Kilimanjaro Trek - Eyewittness Account
My personal trip to Kilimanjaro started in my imagination many years before, but, its physical manifestation began in Capetown South Africa in June 1994. I had just chucked my job and bought a one way ticket to Africa to find out how the other 80% of the world lives. Two and a half months later I would be standing nervously at the Machame Gate at the base of Kilimanjaro. I had worked my way north from Capetown through the deserts and savannahs of South and East Africa to bring the trip to its hopeful culmination; the peak of Kilimanjaro; the rooftop of Africa!
Our expedition numbered 8 climbers from 5 different countries: Nigel was a Brit who had also quit his job to do a bit of traveling. Andrei, was a quiet young bloke from Norway. Canada was represented by the high-strung traveler Annie who was always talking about shadow puppets from Indonesia or something about the “amazing” masks in Mexico City. [In retrospect I really appreciate her enthusiasm and have since seen the Mayan death masks of Mexico, which are really “amazing”, but at the time she had way of getting on your nerves].

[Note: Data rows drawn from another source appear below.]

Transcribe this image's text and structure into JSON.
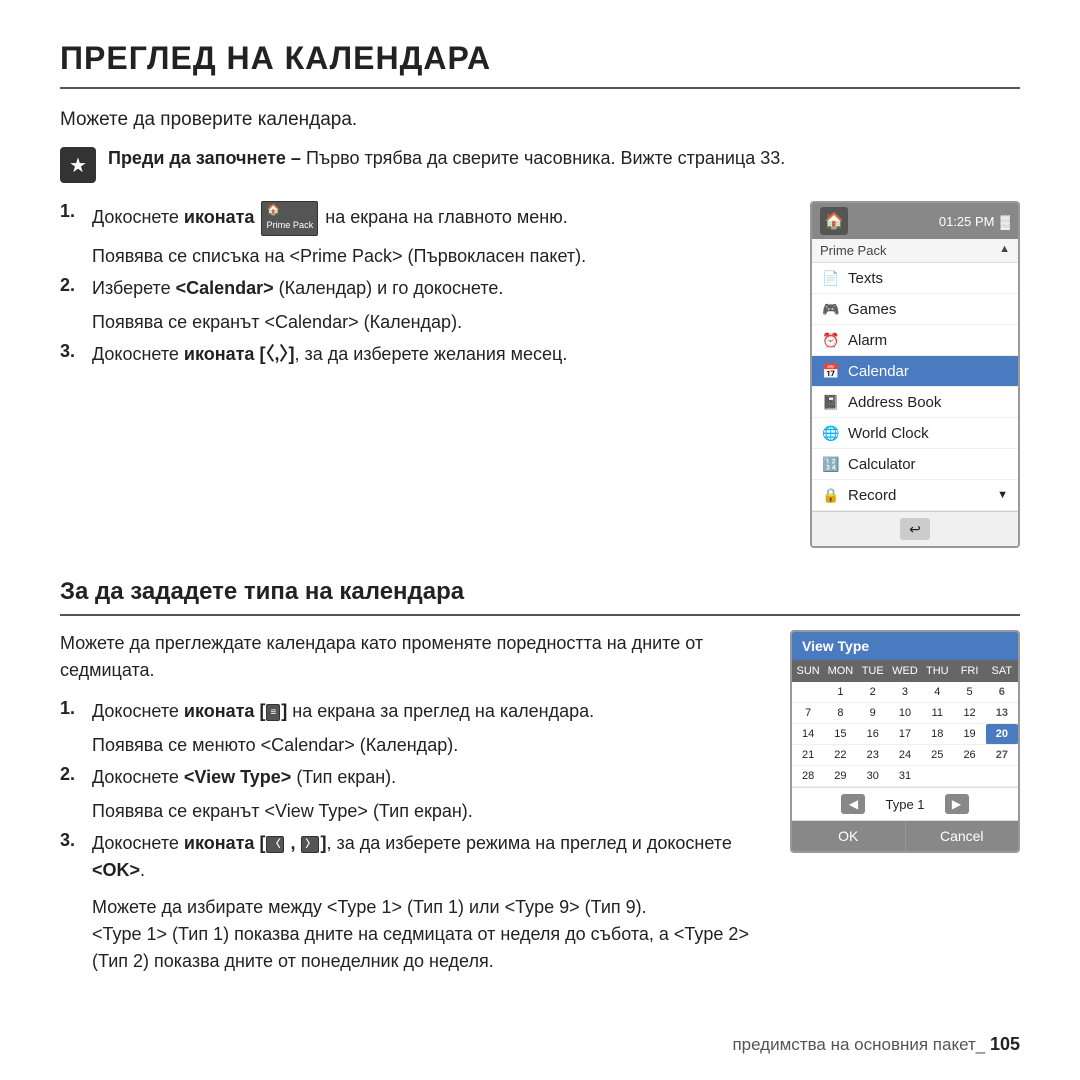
{
  "page": {
    "main_title": "ПРЕГЛЕД НА КАЛЕНДАРА",
    "intro": "Можете да проверите календара.",
    "note_label": "Преди да започнете –",
    "note_text": "Първо трябва да сверите часовника. Вижте страница 33.",
    "steps": [
      {
        "num": "1.",
        "text": "Докоснете иконата",
        "text2": "на екрана на главното меню.",
        "sub": "Появява се списъка на <Prime Pack> (Първокласен пакет)."
      },
      {
        "num": "2.",
        "text": "Изберете",
        "highlight": "<Calendar>",
        "text2": "(Календар) и го докоснете.",
        "sub": "Появява се екранът <Calendar> (Календар)."
      },
      {
        "num": "3.",
        "text": "Докоснете иконата [〈,〉], за да изберете желания месец.",
        "sub": ""
      }
    ],
    "phone_panel": {
      "header_time": "01:25 PM",
      "header_title": "Prime Pack",
      "menu_items": [
        {
          "label": "Texts",
          "icon": "📄",
          "selected": false
        },
        {
          "label": "Games",
          "icon": "🎮",
          "selected": false
        },
        {
          "label": "Alarm",
          "icon": "⏰",
          "selected": false
        },
        {
          "label": "Calendar",
          "icon": "📅",
          "selected": true
        },
        {
          "label": "Address Book",
          "icon": "📓",
          "selected": false
        },
        {
          "label": "World Clock",
          "icon": "🌐",
          "selected": false
        },
        {
          "label": "Calculator",
          "icon": "🔢",
          "selected": false
        },
        {
          "label": "Record",
          "icon": "🔒",
          "selected": false
        }
      ]
    },
    "section2": {
      "title": "За да зададете типа на календара",
      "intro": "Можете да преглеждате календара като променяте поредността на дните от седмицата.",
      "steps": [
        {
          "num": "1.",
          "text": "Докоснете иконата [",
          "icon_label": "≡",
          "text2": "] на екрана за преглед на календара.",
          "sub": "Появява се менюто <Calendar> (Календар)."
        },
        {
          "num": "2.",
          "text": "Докоснете",
          "highlight": "<View Type>",
          "text2": "(Тип екран).",
          "sub": "Появява се екранът <View Type> (Тип екран)."
        },
        {
          "num": "3.",
          "text": "Докоснете иконата [〈 , 〉], за да изберете режима на преглед и докоснете <OK>.",
          "sub": "Можете да избирате между <Type 1> (Тип 1) или <Type 9> (Тип 9).\n<Type 1> (Тип 1) показва дните на седмицата от неделя до събота, а <Type 2> (Тип 2) показва дните от понеделник до неделя."
        }
      ],
      "calendar_panel": {
        "title": "View Type",
        "days_header": [
          "SUN",
          "MON",
          "TUE",
          "WED",
          "THU",
          "FRI",
          "SAT"
        ],
        "weeks": [
          [
            "",
            "1",
            "2",
            "3",
            "4",
            "5",
            "6"
          ],
          [
            "7",
            "8",
            "9",
            "10",
            "11",
            "12",
            "13"
          ],
          [
            "14",
            "15",
            "16",
            "17",
            "18",
            "19",
            "20"
          ],
          [
            "21",
            "22",
            "23",
            "24",
            "25",
            "26",
            "27"
          ],
          [
            "28",
            "29",
            "30",
            "31",
            "",
            "",
            ""
          ]
        ],
        "nav_type": "Type 1",
        "ok_label": "OK",
        "cancel_label": "Cancel"
      }
    },
    "footer": {
      "text": "предимства на основния пакет_",
      "page": "105"
    }
  }
}
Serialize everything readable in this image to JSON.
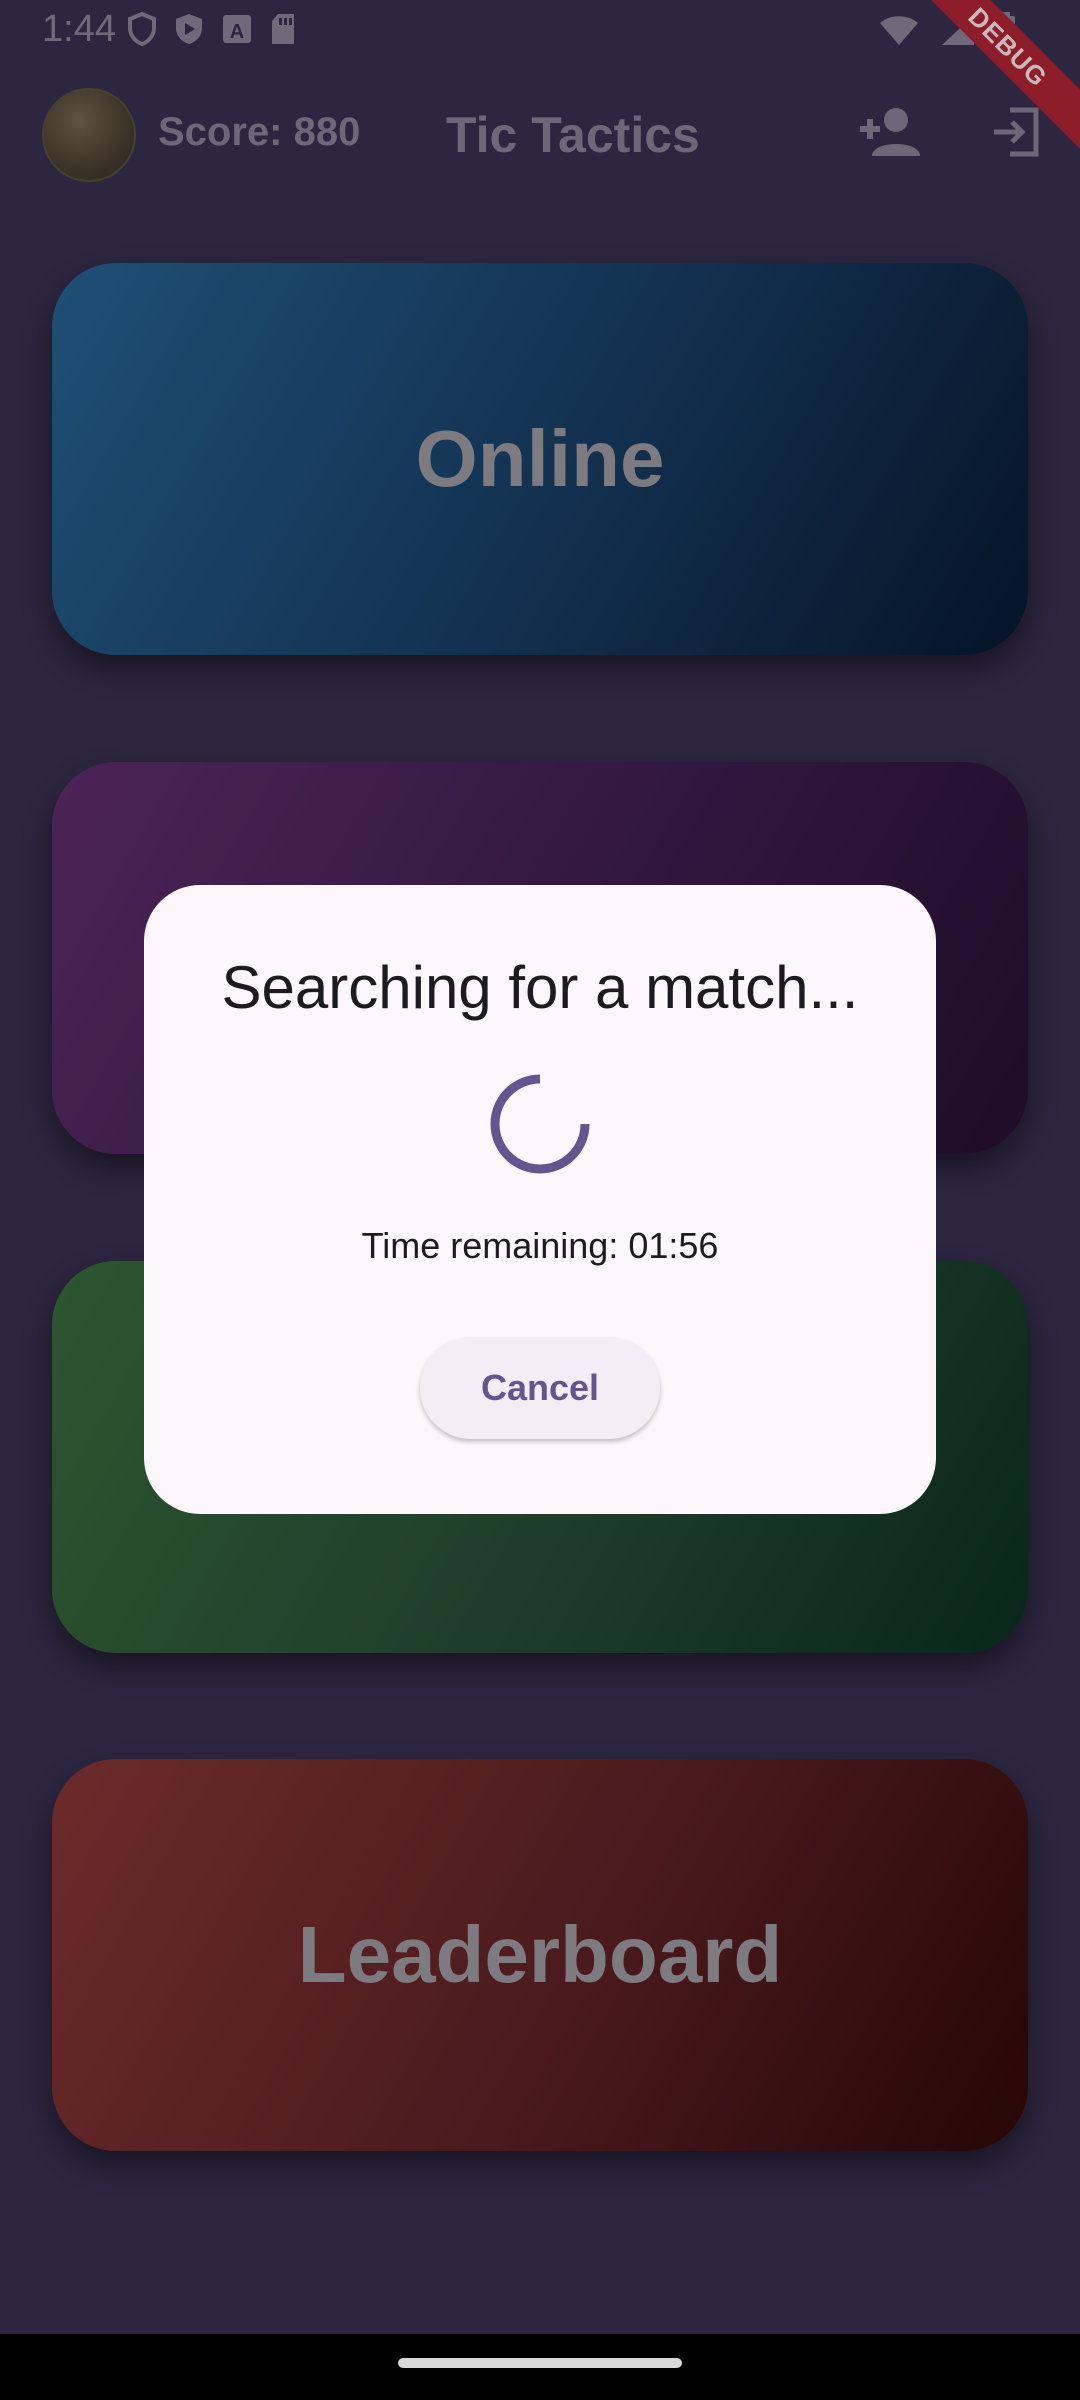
{
  "status_bar": {
    "time": "1:44",
    "left_icons": [
      "shield-icon",
      "play-protect-icon",
      "a-box-icon",
      "sd-card-icon"
    ],
    "right_icons": [
      "wifi-icon",
      "signal-icon",
      "battery-icon"
    ]
  },
  "debug_banner": "DEBUG",
  "app_bar": {
    "score": "Score: 880",
    "title": "Tic Tactics",
    "actions": [
      "add-person-icon",
      "logout-icon"
    ]
  },
  "menu": {
    "online": "Online",
    "leaderboard": "Leaderboard"
  },
  "dialog": {
    "title": "Searching for a match...",
    "time_remaining": "Time remaining: 01:56",
    "cancel": "Cancel"
  },
  "colors": {
    "accent": "#65558f",
    "dialog_bg": "#fdf7fc",
    "background": "#2d2640"
  }
}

To get to Arusha we had an overnight drive from Dar es Salam. The road was the most ruined and rutted out road I had ever driven on. Due to this, we were forced to drive very slowly. In fact, we were going so slowly that bandits were able to carefully and quietly hop on the back of the truck in the dark. They climbed the small ladder to the roof and began throwing equipment in order to steal it Greg, the assistant driver heard the slight shuffling above and popped the roof hatch just in time to see the “perps” jump off the roof to escape. We drove back in the dark and Greg had the courage to go rummage in around the side of the road in the dark underbrush and managed to find our camp stove and one of our tents. Unfortunately the eight foot high carved wood giraffe that Annie had bought was smashed into three pieces. [This trip was 1993 so when I returned 10 years later I was impressed to see a beautiful paved road recently built with Danish financial contributions and engineers and must be one of the best roads in East Africa.]
From Arusha we made our way to the small town of Moshi to coordinate our expedition. After a day and a half of preparations we set off from the base camp at about 6,000 feet. In a human frenzy at the trailhead, our leader selected 3 assistant guides and 11 porters from the frantic mob of desperate job seekers. The porters, of course, carried most of our stuff which required 4 porters), food stores required another 4 porters, and their own blankets and food required another 3 porters. Plus we had 2 guides; Modesto and Chris, who's main role was leading us for the “assault “ on the peak on summit day. (Also I forgot to mention